State v. Alan M. Johnson, 2018AP2318-CR, review of published opinion granted 9/16/20; case activity (including briefs)
Issues for review (from the State’s Petition)
1. Was Johnson entitled to a jury instruction for perfect self-defense based on his testimony concerning his motivation for trespassing with a loaded firearm in KM’s house, despite the fact that KM was unarmed, shot five times, and Johnson could not recall anything about the shooting other than that KM “lunged” at him?
2. Was Johnson entitled to submission of the lesser-included offense of second-degree reckless homicide under the above circumstances?

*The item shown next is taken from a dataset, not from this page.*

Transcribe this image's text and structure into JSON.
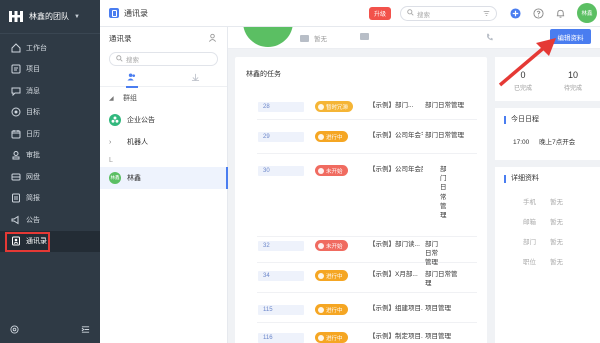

3. Did the circuit court erroneously exercise its discretion in excluding evidence of alleged child pornography Johnson found on KM’s computer before he killed KM?
State v. Peter J. King, 2019AP1642-CR, District 4, 9/17/20 (recommended for publication); case activity (including briefs)
Packingham v. North Carolina, 137 S Ct. 1730 (2017) struck down a law making it a felony for a registered sex offender to use any social networking site that permits minors to become members or to create personal web page. The statute was so broad that it violated the 1st Amendment. See our post here. In this case, the court of appeals holds that Packingham’s reasoning does not apply to court-ordered conditions of extended supervision that sharply restrict a defendant’s access to the internet. Read more
State v. Heather Jan VanBeek, 2019AP447, certification granted 9/16/20; District 2; case activity (including briefs)
We wrote about this case less than a month ago, when the court of appeals issued its certification to the supreme court. Now the certification is granted, so SCOW will have a chance to deal with the inconvenient fact that our state’s cases permit police to seize people without reasonable suspicion in order to verify their identities. Read more
State v. Mitchell L. Christen, review of a one-judge court of appeals decision granted 9/16/17, case activity (including brief)
Wisconsin Statute § 941.20(1)(3) provides whomever goes armed with a firearm while under the influence of an intoxicant is guilty of a Class A misdemeanor. The consumption of alcohol may lead an individual to become under the influence of an intoxicant, but the consumption of alcohol is not prohibited. The question presented is: Does the consumption of a legal intoxicant void the Second Amendment’s guarantee of the right to carry a firearm for the purpose of self-defense?
State v. James Timothy Genous, 2019AP435, review of a per curiam court of appeals decision granted 9/16/20; case activity (including briefs)
Do the following facts contribute to reasonable suspicion of illegal drug activity: a brief encounter in a car between two or more people, an officer’s belief that one or more of those people is a known drug user, the time of day or night, and the car’s headlights turning off right before the encounter and turning back on right afterward?
The issue presented tells you everything you need to know about this one. In the court of appeals, the state said publication wasn’t even merited because the case required only the application of established legal principles to a particular set of facts. But then the court of appeals went and applied those principles in a way the state didn’t appreciate. So, it filed a petition tacitly invoking the unwritten and most salient criterion for review: “the state lost!” It worked.
State v. Decarlos K. Chambers, 2019AP411-CR, petition for review of per curiam opinion granted 9/16/20; case activity (including briefs)
Issue presented (derived from Cambers’ petition for review):
The State charged Chambers with 1st degree reckless homicide. He maintained that he had not committed the crimes and that was absolutely innocent. He refused all plea offers. Nevertheless, during closing arguments his lawyer told the jury they should consider convicting him of 2nd degree recklessly homicide, and they did. The issues is whether trial counsel violated Chambers’ 6th Amendment right to determine his own defense under McCoy v. Louisiana, 138 S Ct. 1500 (2018).
Jackson v. C.A.D, 2020AP69, District 4, 9/17/20, (1-judge opinion, ineligible for publication); case activity
This is the second time in a week District 4 has dismissed a recommitment appeal as moot despite the claim of collateral effects: a firearm restriction, stigma, possible liability for costs of care. D4 says: “prove they exist!” A fundamental principle of appellate procedure is that the parties to an appeal cannot cite to evidence outside the record. So query how District 4 thinks appellants should prove these effects? This is why appellate courts around the country presume that committiments have collateral effects and decide them. Click here. Meanwhile, District 3 just took the opposite approach in denying a motion to dismiss a recommitment appeal for mootness. Click here. Read more
Waukesha County v. C.A.E., 2020AP834-FT, District 2, 9/16/20 (1-judge opinion, ineligible for publication); case activity
“Carly” argued that the circuit court committed plain error when it admitted and relied on hearsay evidence of dangerousness introduced through the County’s testifying doctor at her recommitment hearing. She also challenged the court’s involuntary med order because the last time the testifying doctor had discussed the “advantages and disadvantages of medication” with her, as required by §51.61(1)(g)4, was 5 years prior to the hearing. Both arguments failed on appeal. Read more